You don’t see this kind of thing in basketball, not these days. Duke and North Carolina are too well established, have too much to lose. Their rivalry is about excellence as much as it is hatred these days, battling for position atop basketball’s 1 percent. You’d have to go back to Gerald Henderson busting Tyler Hansbrough’s nose to find any kind of flashpoint, and they ended up doing a podcast together, years later.
It’s football where the nasty stuff tends to happen now. Five years after the Spray Paint game in Durham, when North Carolina went slightly awry repainting the Victory Bell and repainted a healthy chunk of Wallace Wade as well — which left then-coach Larry Fedora and athletic director Bubba Cunningham writing five-figure personal checks to their rivals — a crazy game had a crazier finish Saturday and an even crazier aftermath.
After the Tar Heels wheeled the Victory Bell back to their sideline, offensive lineman Jordan Tucker stayed behind in the corner of Kenan Stadium’s east end zone where the visiting team exits the field, taunting and waving at the Duke fans sitting there. Duke staffers and North Carolina assistant strength coach A.J. Blue clashed as they attempted to usher Tucker away. Duke coach David Cutcliffe, in a video recorded by a Greensboro radio host, appeared to point Tucker back to his sideline, and then, along with a state trooper, push him that direction. As the parties were finally separated, an irate Duke administrator dressed down his UNC counterpart.
“I was trying to get people to get back to where they belong,” Cutcliffe said afterward, during a very brief postgame press conference. “Too many staff over there that aren’t our staff. I can’t tell you what happened because I didn’t see what happened. I don’t care for those circumstances.”
Cunningham and North Carolina coach Mack Brown both said they didn’t know enough to comment about the incident with Tucker, although at least two other UNC officials either saw it happen or saw the video clip.

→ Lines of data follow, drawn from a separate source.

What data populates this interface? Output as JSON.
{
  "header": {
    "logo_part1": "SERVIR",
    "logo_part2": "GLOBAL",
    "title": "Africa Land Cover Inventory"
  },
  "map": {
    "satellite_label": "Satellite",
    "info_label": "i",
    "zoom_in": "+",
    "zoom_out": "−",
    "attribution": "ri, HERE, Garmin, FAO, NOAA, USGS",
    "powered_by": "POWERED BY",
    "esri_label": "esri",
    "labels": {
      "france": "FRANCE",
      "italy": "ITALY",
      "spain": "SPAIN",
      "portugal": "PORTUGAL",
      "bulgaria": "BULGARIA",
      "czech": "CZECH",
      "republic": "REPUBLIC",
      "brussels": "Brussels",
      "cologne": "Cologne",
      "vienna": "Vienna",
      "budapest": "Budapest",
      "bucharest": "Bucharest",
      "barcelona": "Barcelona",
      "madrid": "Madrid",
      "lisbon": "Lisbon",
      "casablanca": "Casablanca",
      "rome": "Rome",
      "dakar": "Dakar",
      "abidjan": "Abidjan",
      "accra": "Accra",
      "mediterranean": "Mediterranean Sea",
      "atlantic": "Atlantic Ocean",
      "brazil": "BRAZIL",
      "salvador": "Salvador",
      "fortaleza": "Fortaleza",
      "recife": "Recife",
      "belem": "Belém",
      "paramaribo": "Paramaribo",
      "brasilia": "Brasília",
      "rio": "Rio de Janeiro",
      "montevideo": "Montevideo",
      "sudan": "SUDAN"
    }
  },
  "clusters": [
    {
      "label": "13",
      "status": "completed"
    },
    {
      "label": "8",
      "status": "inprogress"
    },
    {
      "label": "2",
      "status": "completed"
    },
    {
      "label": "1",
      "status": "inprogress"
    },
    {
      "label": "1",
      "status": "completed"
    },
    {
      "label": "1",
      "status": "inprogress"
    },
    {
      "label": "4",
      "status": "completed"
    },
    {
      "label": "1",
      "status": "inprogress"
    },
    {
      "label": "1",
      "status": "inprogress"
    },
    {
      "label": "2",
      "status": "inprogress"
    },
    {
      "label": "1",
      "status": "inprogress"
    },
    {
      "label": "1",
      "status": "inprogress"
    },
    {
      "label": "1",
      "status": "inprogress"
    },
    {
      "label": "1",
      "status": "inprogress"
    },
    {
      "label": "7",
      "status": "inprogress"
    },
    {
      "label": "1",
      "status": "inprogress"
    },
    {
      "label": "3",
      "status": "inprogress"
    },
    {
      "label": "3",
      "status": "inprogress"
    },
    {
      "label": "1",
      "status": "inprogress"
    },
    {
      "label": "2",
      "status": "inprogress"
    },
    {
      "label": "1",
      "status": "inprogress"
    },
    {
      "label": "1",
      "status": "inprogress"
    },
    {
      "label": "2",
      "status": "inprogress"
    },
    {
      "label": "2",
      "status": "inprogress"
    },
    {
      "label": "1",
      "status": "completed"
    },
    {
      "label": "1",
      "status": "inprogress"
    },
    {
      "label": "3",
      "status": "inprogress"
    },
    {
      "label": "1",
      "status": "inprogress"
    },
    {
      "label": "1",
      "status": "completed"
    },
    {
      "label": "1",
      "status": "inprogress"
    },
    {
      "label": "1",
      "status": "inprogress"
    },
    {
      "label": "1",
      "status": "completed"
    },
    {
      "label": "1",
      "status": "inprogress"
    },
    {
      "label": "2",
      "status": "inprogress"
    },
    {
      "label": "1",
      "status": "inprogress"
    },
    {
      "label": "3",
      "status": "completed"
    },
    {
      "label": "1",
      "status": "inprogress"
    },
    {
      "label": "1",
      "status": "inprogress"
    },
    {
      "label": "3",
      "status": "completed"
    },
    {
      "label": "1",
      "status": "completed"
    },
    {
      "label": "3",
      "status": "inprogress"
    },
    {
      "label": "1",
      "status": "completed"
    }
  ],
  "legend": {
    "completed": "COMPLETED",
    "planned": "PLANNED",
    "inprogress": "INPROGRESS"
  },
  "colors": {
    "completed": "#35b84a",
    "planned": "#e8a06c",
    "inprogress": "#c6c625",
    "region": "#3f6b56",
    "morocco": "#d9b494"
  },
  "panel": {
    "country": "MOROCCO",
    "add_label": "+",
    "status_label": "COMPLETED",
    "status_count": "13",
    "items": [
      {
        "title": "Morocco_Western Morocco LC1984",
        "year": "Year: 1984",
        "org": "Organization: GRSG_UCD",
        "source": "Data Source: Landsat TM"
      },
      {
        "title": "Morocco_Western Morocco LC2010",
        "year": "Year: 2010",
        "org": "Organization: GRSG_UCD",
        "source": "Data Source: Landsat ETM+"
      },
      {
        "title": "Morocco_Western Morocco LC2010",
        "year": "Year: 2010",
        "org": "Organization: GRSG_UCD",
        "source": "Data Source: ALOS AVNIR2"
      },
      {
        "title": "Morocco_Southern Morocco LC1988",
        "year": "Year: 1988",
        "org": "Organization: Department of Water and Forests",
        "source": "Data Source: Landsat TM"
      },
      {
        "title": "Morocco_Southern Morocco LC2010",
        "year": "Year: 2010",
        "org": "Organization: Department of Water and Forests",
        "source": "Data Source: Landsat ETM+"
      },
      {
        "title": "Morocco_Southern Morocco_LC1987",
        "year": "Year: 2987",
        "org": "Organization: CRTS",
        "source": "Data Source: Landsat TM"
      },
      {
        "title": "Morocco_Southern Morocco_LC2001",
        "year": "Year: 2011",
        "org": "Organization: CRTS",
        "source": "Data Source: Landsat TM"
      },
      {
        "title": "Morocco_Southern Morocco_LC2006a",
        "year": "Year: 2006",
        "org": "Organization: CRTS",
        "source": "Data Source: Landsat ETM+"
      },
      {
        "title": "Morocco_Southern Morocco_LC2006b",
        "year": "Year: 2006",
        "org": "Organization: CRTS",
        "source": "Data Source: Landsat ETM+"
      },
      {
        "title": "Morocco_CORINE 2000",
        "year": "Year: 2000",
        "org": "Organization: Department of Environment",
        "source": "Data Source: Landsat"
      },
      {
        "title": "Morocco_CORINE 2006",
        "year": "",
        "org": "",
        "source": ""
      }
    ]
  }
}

It was the same end zone where, mere minutes before, Duke had been all of 72 inches from victory, only for running back Deon Jackson to attempt an ill-advised pop pass that landed squarely in the belly of North Carolina linebacker Chazz Surratt to seal the win for the Tar Heels. Jackson was hit low as he jumped, and the ball squirted to Surratt, one of three defenders between Jackson and intended receiver Noah Gray.
That was the same end zone where, two years ago, Duke cornerback Bryon Fields returned the game-winning interception for the Blue Devils, a pass thrown by then-UNC quarterback ... Chazz Surratt, the second in a run of three straight Duke wins in the series and five of seven. Only five UNC players had ever rung the Victory Bell before Saturday night.
That was also the same end zone where, one month ago, North Carolina decided to go for a two-point conversion to beat Clemson and came up short in a one-point loss, one of seven one-possession games for the Tar Heels this season. North Carolina dialed up an ill-fated speed option on that play, now the second-worst play call to lose a game on that goal line this season. The Tigers said after that one they knew that was coming, just as the Tar Heels said after this one they knew the jump pass was coming.
It was, however, the opposite end zone from where the Tar Heels nearly gave the game away in the first place, Javonte Williams fumbling just outside the goal line with three minutes to go, giving Duke a chance to drive the length of the field for the win. Or 2 yards short of the length of the field, as it turned out.
The win made Brown the winningest coach in school history and moved the Tar Heels into a tie for first place in the ACC’s Coastal Division at 3-2, one game ahead of 2-3 Duke. Six of the seven teams in the division are 3-2, 2-2 or 2-3. Which is to say, there’s a lot for North Carolina or Duke to gain or lose with each game, especially this one against each other, bowl eligibility and maybe even a division title hanging in the balance.
It was closer to that in basketball in the days of Art Heyman and Larry Brown, scrapping and clawing (and swinging) for every bit of purchase, but these days these two are so far ahead of the field that their two or three meetings may decide a championship or 11 months of bragging rights, but not the ultimate success or failure of a season.
The level of play may not be as high, but the stakes can be higher on the football field now. The feelings run a little deeper. The certainly did Saturday.